After some delay, I got this working. There are some gotchas' so I'll mention these for others who might have issues. The cupsd.conf file posted by two9er is basically good, but cups balked when I tried to restart it on my debian squeeze Plug. CUPS may be doing some transitioning. Seems like it anyway. I got it working by copying cupsd.conf.default to cupsd.conf and then altering that file with two9er's edits. The default file has several stanzas added to the bottom where the posted one leaves off. They are needed to keep CUPS happy, on my system at least. After this, things worked normally.
Again for others who might be trying to do this, here's the process I used.
1. Get the /etc/cups/cupsd.conf file properly set up as mentioned above. Do this first, since you
won't be able to get cups web access from your client machine unless you allow it in cupsd.conf
2. Maker sure your printer, usb cables etc are all attached securely and in good working order
It might be a good idea to check it all out directly attached to your PC/Mac if you haven't already!
If the hardware doesn't all work directly, you'll be endlessly frustrated! After getting #1 done, I had
a loose usb cable from moving the printer around. I caught it quickly, but it could have caused grief!
3. Use the cups web interface to add your usb printer to the Plug. Use http://IP-of-your-Plug:631
4. Go to the admin page and make sure that your printer will be shared
5. Print the test page after adding the printer -- that shows that printing directly from the Plug works.
6. Now you can set up printing on your local machine. There are several ways to do this...
7. I used "ipp" My local machine gets something like "ipp://192.168.5.87:631/printers/name-of-printer"
It's a good idea to use IP numbers rather than a name -- easier when guests come over w/laptops

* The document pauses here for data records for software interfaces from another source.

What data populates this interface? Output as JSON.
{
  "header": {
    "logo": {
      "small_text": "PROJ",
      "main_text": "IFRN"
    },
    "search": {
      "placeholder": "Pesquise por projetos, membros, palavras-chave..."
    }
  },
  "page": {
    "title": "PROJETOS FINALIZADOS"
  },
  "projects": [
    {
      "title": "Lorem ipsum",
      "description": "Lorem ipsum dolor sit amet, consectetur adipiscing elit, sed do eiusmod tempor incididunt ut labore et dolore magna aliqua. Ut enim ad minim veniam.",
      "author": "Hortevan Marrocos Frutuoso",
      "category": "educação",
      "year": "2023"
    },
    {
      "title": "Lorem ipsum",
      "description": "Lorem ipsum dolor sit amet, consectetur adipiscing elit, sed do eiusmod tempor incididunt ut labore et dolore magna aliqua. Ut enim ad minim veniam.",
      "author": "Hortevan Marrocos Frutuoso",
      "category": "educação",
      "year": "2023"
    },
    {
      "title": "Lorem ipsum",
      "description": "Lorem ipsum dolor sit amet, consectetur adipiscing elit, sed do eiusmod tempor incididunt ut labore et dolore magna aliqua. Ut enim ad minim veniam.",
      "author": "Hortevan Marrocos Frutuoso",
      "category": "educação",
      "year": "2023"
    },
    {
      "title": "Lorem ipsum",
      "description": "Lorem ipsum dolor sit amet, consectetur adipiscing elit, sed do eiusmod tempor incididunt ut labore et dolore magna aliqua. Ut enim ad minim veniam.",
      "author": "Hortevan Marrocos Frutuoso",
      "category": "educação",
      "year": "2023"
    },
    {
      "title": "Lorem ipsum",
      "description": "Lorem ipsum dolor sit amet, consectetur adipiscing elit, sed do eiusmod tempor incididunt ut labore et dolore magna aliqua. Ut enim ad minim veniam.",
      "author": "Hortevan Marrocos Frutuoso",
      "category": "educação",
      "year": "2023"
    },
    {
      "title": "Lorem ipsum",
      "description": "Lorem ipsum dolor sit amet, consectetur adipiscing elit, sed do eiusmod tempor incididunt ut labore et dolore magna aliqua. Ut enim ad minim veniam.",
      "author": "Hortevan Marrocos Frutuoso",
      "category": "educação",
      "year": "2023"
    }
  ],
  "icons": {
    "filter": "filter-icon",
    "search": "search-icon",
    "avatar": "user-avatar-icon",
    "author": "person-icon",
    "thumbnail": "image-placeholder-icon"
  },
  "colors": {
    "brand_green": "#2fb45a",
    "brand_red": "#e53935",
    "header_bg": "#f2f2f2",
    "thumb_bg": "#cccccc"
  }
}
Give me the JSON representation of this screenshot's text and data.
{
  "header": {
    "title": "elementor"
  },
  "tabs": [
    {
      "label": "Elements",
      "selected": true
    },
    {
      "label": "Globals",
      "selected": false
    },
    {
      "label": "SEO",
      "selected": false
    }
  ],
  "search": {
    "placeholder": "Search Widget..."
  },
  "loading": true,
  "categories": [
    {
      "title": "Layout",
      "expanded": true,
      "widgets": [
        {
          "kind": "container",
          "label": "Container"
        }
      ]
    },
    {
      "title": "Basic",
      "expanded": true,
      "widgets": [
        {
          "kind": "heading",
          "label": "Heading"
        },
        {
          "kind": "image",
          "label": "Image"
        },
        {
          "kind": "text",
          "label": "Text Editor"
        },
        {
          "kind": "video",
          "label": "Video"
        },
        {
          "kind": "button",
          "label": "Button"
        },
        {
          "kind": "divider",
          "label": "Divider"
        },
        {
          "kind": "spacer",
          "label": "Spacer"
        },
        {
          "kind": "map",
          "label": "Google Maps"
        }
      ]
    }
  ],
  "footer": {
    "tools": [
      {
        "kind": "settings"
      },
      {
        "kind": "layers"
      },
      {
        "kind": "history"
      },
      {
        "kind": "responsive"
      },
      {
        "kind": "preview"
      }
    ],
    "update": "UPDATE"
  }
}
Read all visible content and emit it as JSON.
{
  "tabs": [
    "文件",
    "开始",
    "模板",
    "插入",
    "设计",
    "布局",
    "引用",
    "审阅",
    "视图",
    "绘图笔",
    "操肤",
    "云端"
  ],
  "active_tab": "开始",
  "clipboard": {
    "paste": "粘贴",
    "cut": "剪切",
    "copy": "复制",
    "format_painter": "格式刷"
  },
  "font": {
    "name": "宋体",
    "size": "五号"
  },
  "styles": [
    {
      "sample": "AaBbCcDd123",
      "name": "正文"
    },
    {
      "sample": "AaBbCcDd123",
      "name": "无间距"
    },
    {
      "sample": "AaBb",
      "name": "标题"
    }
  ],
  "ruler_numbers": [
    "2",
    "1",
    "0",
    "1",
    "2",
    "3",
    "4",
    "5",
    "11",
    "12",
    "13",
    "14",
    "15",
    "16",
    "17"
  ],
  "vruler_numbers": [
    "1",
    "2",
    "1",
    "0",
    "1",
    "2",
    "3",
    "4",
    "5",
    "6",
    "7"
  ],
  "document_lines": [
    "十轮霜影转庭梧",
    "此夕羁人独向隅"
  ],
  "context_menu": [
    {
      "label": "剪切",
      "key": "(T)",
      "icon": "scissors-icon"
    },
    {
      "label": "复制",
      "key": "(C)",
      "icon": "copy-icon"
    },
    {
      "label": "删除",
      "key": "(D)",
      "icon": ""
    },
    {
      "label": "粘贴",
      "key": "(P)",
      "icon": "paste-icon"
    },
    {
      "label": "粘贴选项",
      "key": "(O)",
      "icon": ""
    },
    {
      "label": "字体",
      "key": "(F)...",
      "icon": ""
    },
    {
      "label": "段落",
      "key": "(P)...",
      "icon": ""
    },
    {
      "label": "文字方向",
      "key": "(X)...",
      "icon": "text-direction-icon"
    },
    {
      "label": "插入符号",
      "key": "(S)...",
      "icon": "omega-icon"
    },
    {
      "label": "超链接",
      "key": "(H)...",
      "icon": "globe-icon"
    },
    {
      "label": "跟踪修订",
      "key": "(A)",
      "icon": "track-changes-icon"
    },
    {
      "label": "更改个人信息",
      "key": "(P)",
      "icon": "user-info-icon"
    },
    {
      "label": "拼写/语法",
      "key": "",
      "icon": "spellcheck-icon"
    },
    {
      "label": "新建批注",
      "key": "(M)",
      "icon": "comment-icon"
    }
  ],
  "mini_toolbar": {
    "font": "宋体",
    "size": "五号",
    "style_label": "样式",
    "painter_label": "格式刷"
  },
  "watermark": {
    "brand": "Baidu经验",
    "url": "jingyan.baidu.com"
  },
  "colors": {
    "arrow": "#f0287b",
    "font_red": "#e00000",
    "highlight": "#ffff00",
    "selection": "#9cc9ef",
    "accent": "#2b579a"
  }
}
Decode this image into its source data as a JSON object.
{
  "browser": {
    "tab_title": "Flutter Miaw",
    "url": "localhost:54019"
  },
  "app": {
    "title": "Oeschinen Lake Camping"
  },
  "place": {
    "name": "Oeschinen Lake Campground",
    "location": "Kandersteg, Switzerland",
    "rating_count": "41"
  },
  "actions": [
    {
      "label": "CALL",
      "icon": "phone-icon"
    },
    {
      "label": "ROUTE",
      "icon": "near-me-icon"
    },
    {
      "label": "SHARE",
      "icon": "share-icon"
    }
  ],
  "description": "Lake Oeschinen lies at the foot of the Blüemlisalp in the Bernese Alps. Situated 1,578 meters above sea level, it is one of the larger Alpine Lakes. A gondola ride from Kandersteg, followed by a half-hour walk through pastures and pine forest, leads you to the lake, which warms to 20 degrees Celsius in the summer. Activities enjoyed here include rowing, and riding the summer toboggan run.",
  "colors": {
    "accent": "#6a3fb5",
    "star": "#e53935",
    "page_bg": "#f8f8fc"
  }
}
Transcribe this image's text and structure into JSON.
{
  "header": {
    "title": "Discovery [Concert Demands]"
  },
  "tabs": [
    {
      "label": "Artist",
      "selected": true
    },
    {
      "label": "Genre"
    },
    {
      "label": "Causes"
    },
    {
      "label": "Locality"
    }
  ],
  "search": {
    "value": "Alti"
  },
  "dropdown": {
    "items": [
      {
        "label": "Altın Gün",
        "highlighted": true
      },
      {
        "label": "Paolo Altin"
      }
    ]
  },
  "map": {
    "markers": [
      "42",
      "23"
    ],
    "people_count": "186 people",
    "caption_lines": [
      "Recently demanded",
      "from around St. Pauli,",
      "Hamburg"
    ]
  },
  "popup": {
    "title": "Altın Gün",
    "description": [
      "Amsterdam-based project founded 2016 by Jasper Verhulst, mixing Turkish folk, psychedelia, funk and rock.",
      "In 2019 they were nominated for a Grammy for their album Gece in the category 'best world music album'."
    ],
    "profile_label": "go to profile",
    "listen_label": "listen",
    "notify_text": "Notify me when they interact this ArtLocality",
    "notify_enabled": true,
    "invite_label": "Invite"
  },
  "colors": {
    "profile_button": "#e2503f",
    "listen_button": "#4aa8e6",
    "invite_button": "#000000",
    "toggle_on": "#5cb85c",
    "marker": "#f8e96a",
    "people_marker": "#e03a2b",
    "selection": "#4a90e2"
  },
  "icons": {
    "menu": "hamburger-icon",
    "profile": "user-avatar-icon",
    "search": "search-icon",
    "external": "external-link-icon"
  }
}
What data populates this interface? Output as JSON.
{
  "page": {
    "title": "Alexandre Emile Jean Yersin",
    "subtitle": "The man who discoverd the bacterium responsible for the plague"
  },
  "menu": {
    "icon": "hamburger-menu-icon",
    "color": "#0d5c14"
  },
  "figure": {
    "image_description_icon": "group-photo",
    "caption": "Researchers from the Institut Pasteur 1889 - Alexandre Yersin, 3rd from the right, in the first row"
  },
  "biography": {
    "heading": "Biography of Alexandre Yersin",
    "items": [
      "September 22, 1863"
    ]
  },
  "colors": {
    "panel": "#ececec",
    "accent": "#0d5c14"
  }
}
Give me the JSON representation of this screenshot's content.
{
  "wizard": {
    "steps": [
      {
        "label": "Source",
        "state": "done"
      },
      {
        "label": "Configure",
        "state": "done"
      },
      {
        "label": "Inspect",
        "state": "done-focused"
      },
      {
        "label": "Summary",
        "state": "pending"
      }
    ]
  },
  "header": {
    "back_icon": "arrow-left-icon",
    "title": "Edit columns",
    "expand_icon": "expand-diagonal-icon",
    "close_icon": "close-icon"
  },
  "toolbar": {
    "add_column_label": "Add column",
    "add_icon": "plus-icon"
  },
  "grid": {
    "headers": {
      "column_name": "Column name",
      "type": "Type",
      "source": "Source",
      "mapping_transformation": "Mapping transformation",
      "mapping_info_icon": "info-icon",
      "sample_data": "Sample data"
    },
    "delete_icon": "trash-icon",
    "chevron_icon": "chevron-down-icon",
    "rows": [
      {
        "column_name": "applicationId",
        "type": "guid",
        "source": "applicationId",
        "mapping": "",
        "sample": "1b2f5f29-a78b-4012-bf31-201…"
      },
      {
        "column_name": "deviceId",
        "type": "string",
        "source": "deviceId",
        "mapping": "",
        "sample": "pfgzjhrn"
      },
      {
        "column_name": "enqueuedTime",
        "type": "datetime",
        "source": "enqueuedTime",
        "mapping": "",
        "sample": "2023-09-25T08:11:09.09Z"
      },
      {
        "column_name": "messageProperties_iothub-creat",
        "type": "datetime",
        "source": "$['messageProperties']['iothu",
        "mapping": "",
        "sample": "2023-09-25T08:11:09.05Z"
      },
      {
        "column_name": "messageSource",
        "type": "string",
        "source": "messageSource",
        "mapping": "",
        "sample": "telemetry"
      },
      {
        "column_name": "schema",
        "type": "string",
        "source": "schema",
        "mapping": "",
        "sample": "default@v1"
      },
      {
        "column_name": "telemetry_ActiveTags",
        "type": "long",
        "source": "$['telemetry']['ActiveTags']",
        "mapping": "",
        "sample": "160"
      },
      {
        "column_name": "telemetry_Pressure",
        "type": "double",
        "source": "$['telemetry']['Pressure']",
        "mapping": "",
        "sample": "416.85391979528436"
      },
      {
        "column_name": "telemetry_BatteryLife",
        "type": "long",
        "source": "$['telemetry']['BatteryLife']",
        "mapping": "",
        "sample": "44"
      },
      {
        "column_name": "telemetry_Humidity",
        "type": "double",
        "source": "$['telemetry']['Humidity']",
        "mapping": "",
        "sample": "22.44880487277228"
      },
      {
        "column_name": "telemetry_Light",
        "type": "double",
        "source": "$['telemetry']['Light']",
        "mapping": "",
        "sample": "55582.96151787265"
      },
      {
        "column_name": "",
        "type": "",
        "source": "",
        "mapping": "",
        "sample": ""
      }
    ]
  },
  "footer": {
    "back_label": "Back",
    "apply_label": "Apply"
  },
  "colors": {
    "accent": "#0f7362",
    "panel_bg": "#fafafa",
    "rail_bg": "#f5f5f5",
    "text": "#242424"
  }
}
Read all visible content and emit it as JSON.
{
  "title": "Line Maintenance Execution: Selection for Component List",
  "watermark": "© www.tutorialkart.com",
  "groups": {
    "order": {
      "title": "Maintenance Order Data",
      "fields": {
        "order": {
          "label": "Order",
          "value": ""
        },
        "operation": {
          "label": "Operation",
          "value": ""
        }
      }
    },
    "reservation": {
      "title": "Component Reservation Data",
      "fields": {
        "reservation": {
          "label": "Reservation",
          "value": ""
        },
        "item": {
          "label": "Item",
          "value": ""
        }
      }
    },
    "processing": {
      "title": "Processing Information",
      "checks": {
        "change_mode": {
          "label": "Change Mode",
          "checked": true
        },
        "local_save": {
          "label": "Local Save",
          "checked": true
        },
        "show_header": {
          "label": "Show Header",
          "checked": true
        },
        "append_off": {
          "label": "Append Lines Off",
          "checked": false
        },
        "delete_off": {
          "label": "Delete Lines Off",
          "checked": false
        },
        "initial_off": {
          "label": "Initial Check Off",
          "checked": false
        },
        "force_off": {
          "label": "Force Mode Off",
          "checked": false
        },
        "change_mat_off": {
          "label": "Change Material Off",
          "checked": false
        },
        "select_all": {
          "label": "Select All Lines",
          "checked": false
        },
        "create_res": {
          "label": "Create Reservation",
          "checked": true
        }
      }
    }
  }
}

You can go to the cups web interface for your client machine with: "http:localhost:631"
The ipp address is added there. The /printers/xxx part is a default debian printer queue.
Use the same name for the printer here that you used when adding it to the Plug.
If you use a Mac and add the printer there, the "ipp://IP-of-Plug:631" goes on one line
and "/printers/name-of-printer" goes on the second queue line. All should work now!
8. Its even easier on a linux client machine. The Plug printer was automagically discovered and easily
enabled. I didn't try it on Windows, but it should be fairly straight-forward as well. Several years ago,
though I had a problem getting WinXP to recognize a very old network connected laser-writer. I finally
got it to work by installing it as a "local" printer. So if your Win machine resists, try that work-around.